  • 2011: Prompted by plans to develop an LNG processing Plant on Curtis Island in the GBR, the WHC expressed ‘extreme concern’ and requested the Australian government to invite UNESCO’s World Heritage Centre and IUCN to undertake a monitoring mission of the Reef.
  • 2012: The mission found a rapid increase in the number of proposals along the Reef coastline for coal and gas developments, port expansions and dredging. Following the mission report, the WHC said it would consider listing the Reef as ‘in danger’ unless progress was made by Australian politicians in protecting the Reef’s ‘Outstanding Universal Value’.
  • 2014: The Great Barrier Reef Marine Park Authority’s second Outlook Report was released concluding that the overall outlook for the Reef had worsened since its last report in 2009. The WHC continued to call for better conservation policy for the Reef.

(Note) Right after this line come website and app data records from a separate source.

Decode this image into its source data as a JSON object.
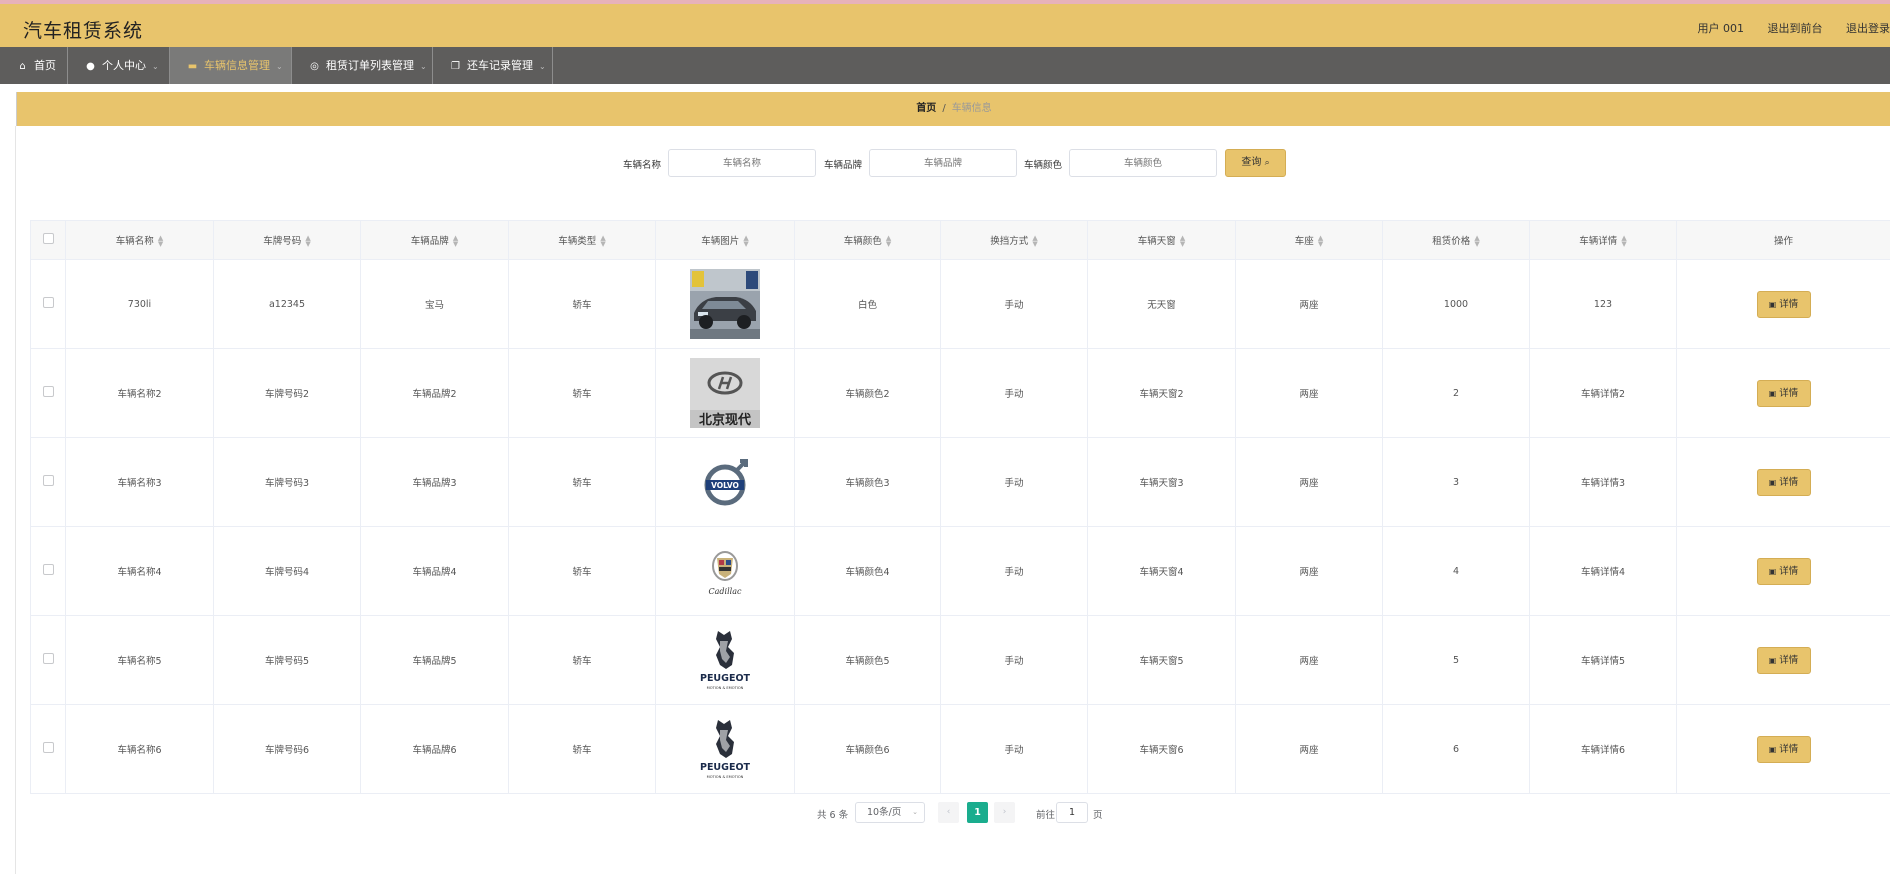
{
  "app": {
    "title": "汽车租赁系统"
  },
  "header": {
    "user": "用户 001",
    "exit_front": "退出到前台",
    "logout": "退出登录"
  },
  "nav": [
    {
      "label": "首页",
      "icon": "home-icon"
    },
    {
      "label": "个人中心",
      "icon": "user-icon"
    },
    {
      "label": "车辆信息管理",
      "icon": "car-icon"
    },
    {
      "label": "租赁订单列表管理",
      "icon": "compass-icon"
    },
    {
      "label": "还车记录管理",
      "icon": "copy-icon"
    }
  ],
  "breadcrumb": {
    "home": "首页",
    "sep": "/",
    "current": "车辆信息"
  },
  "search": {
    "name_label": "车辆名称",
    "name_placeholder": "车辆名称",
    "brand_label": "车辆品牌",
    "brand_placeholder": "车辆品牌",
    "color_label": "车辆颜色",
    "color_placeholder": "车辆颜色",
    "button": "查询"
  },
  "table": {
    "headers": [
      "车辆名称",
      "车牌号码",
      "车辆品牌",
      "车辆类型",
      "车辆图片",
      "车辆颜色",
      "换挡方式",
      "车辆天窗",
      "车座",
      "租赁价格",
      "车辆详情",
      "操作"
    ],
    "detail_label": "详情",
    "rows": [
      {
        "name": "730li",
        "plate": "a12345",
        "brand": "宝马",
        "type": "轿车",
        "image": "gray-sports-car",
        "color": "白色",
        "gear": "手动",
        "sunroof": "无天窗",
        "seats": "两座",
        "price": "1000",
        "detail": "123"
      },
      {
        "name": "车辆名称2",
        "plate": "车牌号码2",
        "brand": "车辆品牌2",
        "type": "轿车",
        "image": "beijing-hyundai-logo",
        "logo_text": "北京现代",
        "color": "车辆颜色2",
        "gear": "手动",
        "sunroof": "车辆天窗2",
        "seats": "两座",
        "price": "2",
        "detail": "车辆详情2"
      },
      {
        "name": "车辆名称3",
        "plate": "车牌号码3",
        "brand": "车辆品牌3",
        "type": "轿车",
        "image": "volvo-logo",
        "logo_text": "VOLVO",
        "color": "车辆颜色3",
        "gear": "手动",
        "sunroof": "车辆天窗3",
        "seats": "两座",
        "price": "3",
        "detail": "车辆详情3"
      },
      {
        "name": "车辆名称4",
        "plate": "车牌号码4",
        "brand": "车辆品牌4",
        "type": "轿车",
        "image": "cadillac-logo",
        "logo_text": "Cadillac",
        "color": "车辆颜色4",
        "gear": "手动",
        "sunroof": "车辆天窗4",
        "seats": "两座",
        "price": "4",
        "detail": "车辆详情4"
      },
      {
        "name": "车辆名称5",
        "plate": "车牌号码5",
        "brand": "车辆品牌5",
        "type": "轿车",
        "image": "peugeot-logo",
        "logo_text": "PEUGEOT",
        "logo_sub": "MOTION & EMOTION",
        "color": "车辆颜色5",
        "gear": "手动",
        "sunroof": "车辆天窗5",
        "seats": "两座",
        "price": "5",
        "detail": "车辆详情5"
      },
      {
        "name": "车辆名称6",
        "plate": "车牌号码6",
        "brand": "车辆品牌6",
        "type": "轿车",
        "image": "peugeot-logo",
        "logo_text": "PEUGEOT",
        "logo_sub": "MOTION & EMOTION",
        "color": "车辆颜色6",
        "gear": "手动",
        "sunroof": "车辆天窗6",
        "seats": "两座",
        "price": "6",
        "detail": "车辆详情6"
      }
    ]
  },
  "pagination": {
    "total": "共 6 条",
    "page_size": "10条/页",
    "current": "1",
    "goto_label": "前往",
    "goto_value": "1",
    "page_unit": "页"
  },
  "colors": {
    "accent": "#e8c46c",
    "nav_bg": "#5e5d5c",
    "pager_active": "#1aad8e"
  }
}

  • 2015: Reef 2050 Long Term Sustainability Plan, containing 151 actions, is submitted by the Australian government to the WHC. The plan responds to many of the WHC’s requests and responses concerning the Reef, and includes pollution reduction targets, a ban on the dumping of dredge spoil, restrictions on port developments and the establishment of three net-free fishing zones. The Plan was welcomed by the Committee, but it did not address the threat of climate change.
  • 2016: First severe mass bleaching event leading to extensive coral mortality mainly in the northern third of the Reef. No new climate policy commitments from the Australian government.
  • 2017: Second severe mass bleaching event, mainly affecting the central third of the Reef. WHC expresses ‘utmost concern’ about the impacts of climate change on the Reef and calls on all countries to undertake ‘the most ambitious implementation of the Paris Agreement’.
  • 2018: The new Queensland Government passed stronger laws to protect forests and woodlands to reduce sediment and nutrient pollution entering the Reef and curb coastal development. Stronger water quality targets were also developed. The Great Barrier Reef Foundation received $444m from the federal government to deliver projects to protect the Reef. The IPCC released its special report on 1.5°C which projected that coral reefs would further decline by 70-90%, even at 1.5°C of warming.
  • 2019: The GBRMPA released its third Outlook report which said the overall outlook for the Reef was ‘very poor’ and the integrity of the WH values were being challenged. The report elicited no change in national climate policy.
  • 2020: Third mass coral bleaching, the most widespread ever recorded, mainly affecting the southern third of the Reef. The vision of the Reef 2050 Plan, endorsed by the WHC in 2015, to ensure the Reef improves on its Outstanding Universal Value every decade between now and 2050 is no longer achievable. IUCN downgrades the Reef’s outlook to critical.
  • 2021: Water quality report card shows progress in some catchments but there is still a long way to go to meet targets promised to the WHC.